Newly appointed SAPS head Riah Phiyega was only a “tiny” Grade 8 pupil when she travelled alone by train from Polokwane to Joburg in the 1970s.
Her mother, Rebecca Moloisi, vividly remembers how nervous the family was about Phiyega travelling alone.
“We were so worried that our little girl, carrying a suitcase, had to go to Park Station alone,” said Moloisi in an interview with The Star Africa on Wednesday at her home in Seshego, west of Polokwane.
In her first year at Leolo High School, Phiyega was chosen to represent the student Christian movement in Durban.
This week, President Jacob Zuma appointed Phiyega as the national police commissioner, the first woman to occupy the position.
Phiyega’s mother heard about the appointment on the radio.
“I had a mixture of feelings, a little bit of shock and excitement,” her mother said.
Phiyega’s elder sister, who asked not to be named, said her sibling was “brave and a perfectionist”.

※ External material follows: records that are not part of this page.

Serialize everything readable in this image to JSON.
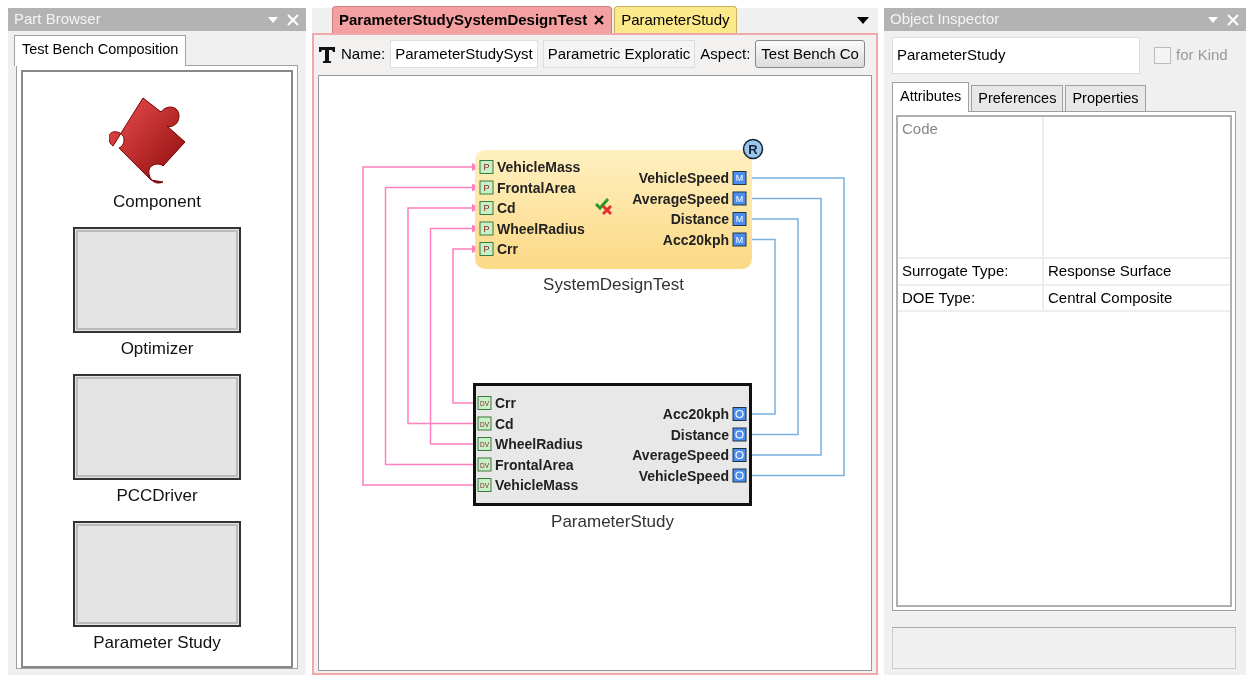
{
  "part_browser": {
    "title": "Part Browser",
    "tabs": [
      {
        "label": "Test Bench Composition",
        "selected": true
      }
    ],
    "parts": [
      {
        "label": "Component",
        "kind": "puzzle"
      },
      {
        "label": "Optimizer",
        "kind": "box"
      },
      {
        "label": "PCCDriver",
        "kind": "box"
      },
      {
        "label": "Parameter Study",
        "kind": "box"
      }
    ]
  },
  "editor": {
    "tabs": [
      {
        "label": "ParameterStudySystemDesignTest",
        "selected": true,
        "closable": true
      },
      {
        "label": "ParameterStudy",
        "selected": false,
        "closable": false
      }
    ],
    "toolbar": {
      "name_label": "Name:",
      "name_value": "ParameterStudySyst",
      "kind_value": "Parametric Exploratic",
      "aspect_label": "Aspect:",
      "aspect_value": "Test Bench Co"
    },
    "diagram": {
      "nodes": [
        {
          "name": "SystemDesignTest",
          "kind": "test_bench",
          "badge": "R",
          "validated": true,
          "inputs": [
            {
              "label": "VehicleMass",
              "badge": "P"
            },
            {
              "label": "FrontalArea",
              "badge": "P"
            },
            {
              "label": "Cd",
              "badge": "P"
            },
            {
              "label": "WheelRadius",
              "badge": "P"
            },
            {
              "label": "Crr",
              "badge": "P"
            }
          ],
          "outputs": [
            {
              "label": "VehicleSpeed",
              "badge": "M"
            },
            {
              "label": "AverageSpeed",
              "badge": "M"
            },
            {
              "label": "Distance",
              "badge": "M"
            },
            {
              "label": "Acc20kph",
              "badge": "M"
            }
          ]
        },
        {
          "name": "ParameterStudy",
          "kind": "parameter_study",
          "inputs": [
            {
              "label": "Crr",
              "badge": "DV"
            },
            {
              "label": "Cd",
              "badge": "DV"
            },
            {
              "label": "WheelRadius",
              "badge": "DV"
            },
            {
              "label": "FrontalArea",
              "badge": "DV"
            },
            {
              "label": "VehicleMass",
              "badge": "DV"
            }
          ],
          "outputs": [
            {
              "label": "Acc20kph"
            },
            {
              "label": "Distance"
            },
            {
              "label": "AverageSpeed"
            },
            {
              "label": "VehicleSpeed"
            }
          ]
        }
      ],
      "connections": [
        {
          "kind": "parameter"
        },
        {
          "kind": "parameter"
        },
        {
          "kind": "parameter"
        },
        {
          "kind": "parameter"
        },
        {
          "kind": "parameter"
        },
        {
          "kind": "metric"
        },
        {
          "kind": "metric"
        },
        {
          "kind": "metric"
        },
        {
          "kind": "metric"
        }
      ]
    }
  },
  "object_inspector": {
    "title": "Object Inspector",
    "name_value": "ParameterStudy",
    "for_kind": {
      "label": "for Kind",
      "checked": false,
      "disabled": true
    },
    "tabs": [
      {
        "label": "Attributes",
        "selected": true
      },
      {
        "label": "Preferences",
        "selected": false
      },
      {
        "label": "Properties",
        "selected": false
      }
    ],
    "attributes": [
      {
        "label": "Code",
        "kind": "multiline",
        "disabled": true
      },
      {
        "label": "Surrogate Type:",
        "value": "Response Surface",
        "kind": "text",
        "disabled": false
      },
      {
        "label": "DOE Type:",
        "value": "Central Composite",
        "kind": "text",
        "disabled": false
      }
    ]
  }
}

“She is not the type of a person who would shy away from doing any task,” she said.
Asked when last she had spoken to her daughter, a proud Moloisi said: “I spoke to her this morning … I said: ‘I fully support you’.”
Phiyega learnt the importance of education from an early age.
Her late father GJ Moloisi, was a well-known principal and school inspector in the area.
Phiyega completed a BA in Social Work from the University of the North in 1981, got her Honours’ degree and postgraduate diplomas.
Until recently, she was chairwoman of the presidential state-owned entity review committee and has been a trustee of the Nelson Mandela Children’s Fund.
She also served on the SA 2010 World Cup bid committee.